Here’s a challenge for you, as chief information officer or as a manager who would like to become a chief information officer: According to Dr. Hare, chances are good that at some point in your career you’ll find yourself working for a borderline or more than borderline psychopath. Can you handle that kind of situation?

The easier (but still hard) version of the question is associated with those business leaders who harm shareholders — the Bernie Ebbers and Chainsaw Als of the executive suite. Harming shareholders is universally recognized to be Bad, so at least the situation is clear.

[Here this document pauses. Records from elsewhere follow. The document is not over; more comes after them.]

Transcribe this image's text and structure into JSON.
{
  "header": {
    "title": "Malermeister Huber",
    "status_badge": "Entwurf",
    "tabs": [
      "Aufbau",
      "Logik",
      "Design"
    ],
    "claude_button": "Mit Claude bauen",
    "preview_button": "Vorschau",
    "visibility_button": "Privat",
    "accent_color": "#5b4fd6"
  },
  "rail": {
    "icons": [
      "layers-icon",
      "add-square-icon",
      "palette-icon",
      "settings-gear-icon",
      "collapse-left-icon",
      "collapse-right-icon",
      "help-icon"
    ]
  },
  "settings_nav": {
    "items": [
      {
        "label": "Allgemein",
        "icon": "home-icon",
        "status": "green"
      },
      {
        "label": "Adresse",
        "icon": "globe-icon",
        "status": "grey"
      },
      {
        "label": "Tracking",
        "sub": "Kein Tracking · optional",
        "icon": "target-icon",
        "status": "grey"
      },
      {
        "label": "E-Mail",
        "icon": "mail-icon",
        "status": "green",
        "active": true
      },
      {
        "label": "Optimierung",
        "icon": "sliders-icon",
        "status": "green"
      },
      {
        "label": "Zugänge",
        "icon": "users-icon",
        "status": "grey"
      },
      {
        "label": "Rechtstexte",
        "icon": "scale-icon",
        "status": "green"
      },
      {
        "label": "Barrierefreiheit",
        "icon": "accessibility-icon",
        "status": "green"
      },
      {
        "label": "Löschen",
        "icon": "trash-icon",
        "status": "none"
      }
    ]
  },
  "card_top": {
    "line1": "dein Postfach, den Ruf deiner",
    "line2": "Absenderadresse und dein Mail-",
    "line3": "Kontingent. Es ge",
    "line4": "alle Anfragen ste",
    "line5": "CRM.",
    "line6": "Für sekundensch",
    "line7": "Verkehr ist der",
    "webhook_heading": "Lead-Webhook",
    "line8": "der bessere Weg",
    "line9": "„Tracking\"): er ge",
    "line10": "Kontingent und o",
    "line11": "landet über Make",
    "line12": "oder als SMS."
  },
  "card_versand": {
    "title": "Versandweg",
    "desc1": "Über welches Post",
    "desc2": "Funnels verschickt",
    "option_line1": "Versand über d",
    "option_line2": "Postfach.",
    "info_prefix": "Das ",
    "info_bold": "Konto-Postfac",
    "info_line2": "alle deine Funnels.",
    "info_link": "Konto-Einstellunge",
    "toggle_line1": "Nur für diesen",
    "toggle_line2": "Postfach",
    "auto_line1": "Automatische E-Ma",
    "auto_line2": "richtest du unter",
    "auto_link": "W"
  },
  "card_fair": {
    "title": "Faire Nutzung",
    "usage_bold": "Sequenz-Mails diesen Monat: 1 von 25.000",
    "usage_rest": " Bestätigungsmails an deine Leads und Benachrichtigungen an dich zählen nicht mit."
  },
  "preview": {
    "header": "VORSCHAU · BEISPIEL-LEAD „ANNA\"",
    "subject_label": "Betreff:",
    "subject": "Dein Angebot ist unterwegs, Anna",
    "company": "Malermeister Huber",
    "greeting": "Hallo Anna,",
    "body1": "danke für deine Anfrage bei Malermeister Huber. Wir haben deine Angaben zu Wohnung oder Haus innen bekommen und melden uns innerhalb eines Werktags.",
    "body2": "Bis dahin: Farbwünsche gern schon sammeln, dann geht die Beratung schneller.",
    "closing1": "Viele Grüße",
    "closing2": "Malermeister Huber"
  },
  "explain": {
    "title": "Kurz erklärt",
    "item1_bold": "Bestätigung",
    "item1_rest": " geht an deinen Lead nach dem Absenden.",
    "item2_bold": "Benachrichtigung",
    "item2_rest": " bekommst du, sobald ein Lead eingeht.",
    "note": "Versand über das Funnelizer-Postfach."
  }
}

There are also many business leaders, at all levels, who exhibit more psychopathy than you might personally find comfortable but who don’t express it in ways that break laws or harm shareholders. If you report to them, you might find yourself dealing with abusive behavior, unreasonable demands on your staff, shoddy practices toward customers, assignments or explanations given to you that deliberately conflict with those given to other managers, or any of a number of other circumstances that break no laws.

The question used to be what you should do if you find yourself working for a bad boss. Dr. Hare has just raised the stakes, by letting us know some of these bad bosses are, clinically speaking, psychopaths. Bad boss or psychopathic boss, if you’re looking for the answer here, you won’t find it, because there is no “the answer” — leave, perhaps, assuming you have alternatives. In a large city you probably do. In a smaller community you might not. Not that leaving fixes anything beyond your personal circumstances. And where will you go, when managers are, in increasing proportions, required to behave psychopathically?

Businesses are, increasingly, psychopathic entities. According to Dr. Hare, many have psychopathic leaders.

One wonders which came first.